We thank Dr. Pivalizza for his insightful observations on our article.1 We agree that our work does not demonstrate a causal relationship between a history of opioid use and postsurgical readmission, and that our title mistakenly suggests that possibility. Because this study was observational, we expected many covariates to be differentially distributed between opioid abuse or dependence and non-opioid abuse or dependence groups. This relationship was indeed evident from table 2,1 where 29 out of 32 covariates had significant P values. However, we did not choose adjustment covariates based upon P values. We chose covariates a priori because of the possibility that they might confound the association between opioid abuse or dependence or that they were known surrogate markers for the severity of a patient’s postoperative condition (e.g., transfusion).2
As Dr. Pivalizza notes, many comorbidities (e.g., peptic ulcer disease) had no obvious relationship with opioid abuse/dependence and were equally or more strongly associated with readmission. We agree that those comorbidities may themselves predispose to readmission. Even after adjustment for all of these comorbidities, however, the opioid association remained an independent risk factor for readmission. Our data suggest that the relationship between opioid abuse/dependence and readmission is roughly equal in effect to comorbidities such as peptic ulcer or liver disease.
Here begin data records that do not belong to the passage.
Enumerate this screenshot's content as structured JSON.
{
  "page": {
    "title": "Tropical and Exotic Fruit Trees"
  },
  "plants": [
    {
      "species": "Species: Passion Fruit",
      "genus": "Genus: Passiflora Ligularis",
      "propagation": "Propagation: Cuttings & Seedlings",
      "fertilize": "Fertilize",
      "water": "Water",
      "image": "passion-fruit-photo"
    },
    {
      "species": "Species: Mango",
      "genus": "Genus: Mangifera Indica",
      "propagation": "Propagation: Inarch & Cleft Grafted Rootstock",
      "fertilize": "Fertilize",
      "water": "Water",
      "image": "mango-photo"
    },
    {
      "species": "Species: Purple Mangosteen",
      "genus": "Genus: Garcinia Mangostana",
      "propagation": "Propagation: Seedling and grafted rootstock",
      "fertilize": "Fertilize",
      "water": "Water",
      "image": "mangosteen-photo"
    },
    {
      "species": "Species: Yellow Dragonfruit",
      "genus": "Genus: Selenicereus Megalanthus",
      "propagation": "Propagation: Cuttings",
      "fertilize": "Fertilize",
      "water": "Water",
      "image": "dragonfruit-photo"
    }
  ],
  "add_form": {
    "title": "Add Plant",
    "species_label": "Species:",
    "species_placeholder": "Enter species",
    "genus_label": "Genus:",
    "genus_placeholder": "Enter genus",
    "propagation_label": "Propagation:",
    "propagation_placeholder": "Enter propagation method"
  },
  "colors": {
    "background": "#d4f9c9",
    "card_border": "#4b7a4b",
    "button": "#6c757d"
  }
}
Although the association we found remains significant after our extensive adjustment, we recognize that a retrospective observational trial cannot prove causality. A better title for our paper might be “Opioid Abuse or Dependence Is Associated with Increased Readmission Rates after Major Operating Room Procedures.”
The authors declare no competing interests.